Ole Miss football 101: A lifestyles editor’s perspective

Posted on Oct 13 2017 - 7:58am by Jonathan Gibson and Grayson Weir

This week, sports editor Grayson Weir sat down with Jonathan Gibson, assistant lifestyles editor, to discuss his perspective on the current Ole Miss football season and the general sports atmosphere in Oxford. Below is a transcript from that interview.

Grayson: Thanks for taking the time to do this interview, Jonathan. I know you’re a busy guy.

Jonathan: It’s really my pleasure, Grayson. I always love hearing the sound of my own voice and watching myself on camera.

G: (laughter) Well, this will run in print, but yes, I know that feeling.

J: (papers rustling) Oh, I see. Right … OK, yeah, I guess my agent told me the wrong thing. I see now, “print interview.” Got it.

G: Right … Well, I guess we’ll jump straight in. Here’s our first question for you: Despite a fairly low rushing performance, Vanderbilt’s running back Ralph Webb showed his talent against No. 5 Georgia last week. How has the unit prepared for Webb and a presumable emphasis on the run game?

J: Well, Grayson, I’m not sure what Ralph Webb’s performance during rush has to do with anything. Just because someone doesn’t get into a fraternity doesn’t mean he’s a bad player. But I have always been a huge proponent of the run game, ever since it first came out. Temple Run was definitely pivotal in bringing the run game to the general public, but even further back in game history, we’ve seen run games like Sonic the Hedgehog and Super Mario make great strides in helping people practice not only their running but also jumping, ducking and sliding. I’m not sure whether Webb is well-versed in run games like these, but it’s safe to say Vanderbilt has placed an emphasis on them.

G: Right. Um … The loss to Auburn last weekend left the Ole Miss faithful disappointed, but the coaching staff was able to find positives in the second half. Coming in to a potentially season-changing game against Vanderbilt, what’s the most important focus for head coach Matt Luke?

J: I’ve been saying this for years: The team will really need to amp up its energy and make sure it’s dominating the court from the moment the game starts. Once that shot clock gets going, the players can’t let themselves get distracted. Go hard in the paint, and take home the gold — that’s what I always say. I made that up myself. My dad always told me, “If you don’t clean up your room before your mother gets home, you’re going to be grounded for a month,” but I like to think what he really meant was “Never stop trying your best and aiming for those goals, and don’t drop any passes at the end of the fourth quarter. I’m proud of you, and you are the best son in the world.” That’s the best advice I can give Luke — get that room cleaned up.

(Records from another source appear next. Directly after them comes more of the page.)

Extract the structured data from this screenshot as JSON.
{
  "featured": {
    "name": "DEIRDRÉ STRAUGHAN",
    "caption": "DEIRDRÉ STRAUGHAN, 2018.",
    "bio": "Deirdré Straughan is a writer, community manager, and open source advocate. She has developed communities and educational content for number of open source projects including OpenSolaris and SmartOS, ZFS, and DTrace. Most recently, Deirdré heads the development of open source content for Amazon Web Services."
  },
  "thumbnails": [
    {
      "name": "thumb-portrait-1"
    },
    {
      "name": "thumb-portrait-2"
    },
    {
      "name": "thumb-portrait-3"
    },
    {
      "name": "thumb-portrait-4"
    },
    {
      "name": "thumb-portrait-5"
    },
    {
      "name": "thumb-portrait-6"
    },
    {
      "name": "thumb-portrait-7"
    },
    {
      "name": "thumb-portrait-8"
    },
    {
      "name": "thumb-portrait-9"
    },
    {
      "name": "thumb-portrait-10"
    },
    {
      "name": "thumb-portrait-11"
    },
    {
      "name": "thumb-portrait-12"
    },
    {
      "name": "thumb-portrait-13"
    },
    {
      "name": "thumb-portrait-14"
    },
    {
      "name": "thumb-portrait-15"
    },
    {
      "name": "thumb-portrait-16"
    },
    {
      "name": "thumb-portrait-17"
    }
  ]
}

G: Houston Nutt just refiled his previously dismissed lawsuit against the university. How might this affect the NCAA’s decision regarding Ole Miss’ recruiting violations?

J: First of all, I don’t understand why Ole Miss was recruiting violations in the first place. There are so many other things you can recruit. Why would you pick a violation? To me, that seems counterproductive. But the NBA’s decision probably won’t be affected by it. If the NAACP can’t see past this lawsuit, what good is it? The NSAID has to be unbiased and just in its decisions. If the NASDAQ can’t come to terms with it, where does it end? The ball is in the NCIS’ court. Wait, what was the question, again?

G: Vanderbilt’s secondary, which has proved fairly sound, will be tested against a potent passing attack. How can Shea Patterson and the offense exploit the Commodores’ defensive backs?

J: I’ve been saying for years that standardized testing does little to show actual evidence of knowledge in our schools, so I don’t know why people are insisting on testing Vanderbilt’s secondary school kids. That’s like, what, eighth graders? That’s just unacceptable to me. And I think Shea Patterson and the offense will do just fine. I heard some of their music on Spotify, I think. Is Commodore their record label or something?

G: Ole Miss’ offensive line, on paper, wins the battle up front. If the big uglies aren’t able to get a push, how can Phil Longo’s offense succeed?

J: I believe in equal rights for all. Every person deserves a push, no matter how big and ugly he is. Imagine a world without being pushed on a swing or pushing it to the limit. That’s not a world I want to live in.

G: You do know we’re talking about football, right?

J: (inaudible)

G: I’m sorry — what was that?

(Loud crash. Papers rustling)

J: Oh. Right. Football … Which one is that again?

G: I just —

J: That’s the one with the goalies and the guys with amazing hair, right?

G: That’s soccer.

J: No, I think that’s a middle school dance with oldies music.

G: A sock hop?

J: No, that’s the game you play on the playground with chalk and boxes on the ground.

G: Hopscotch?

J: No, thank you – I don’t drink.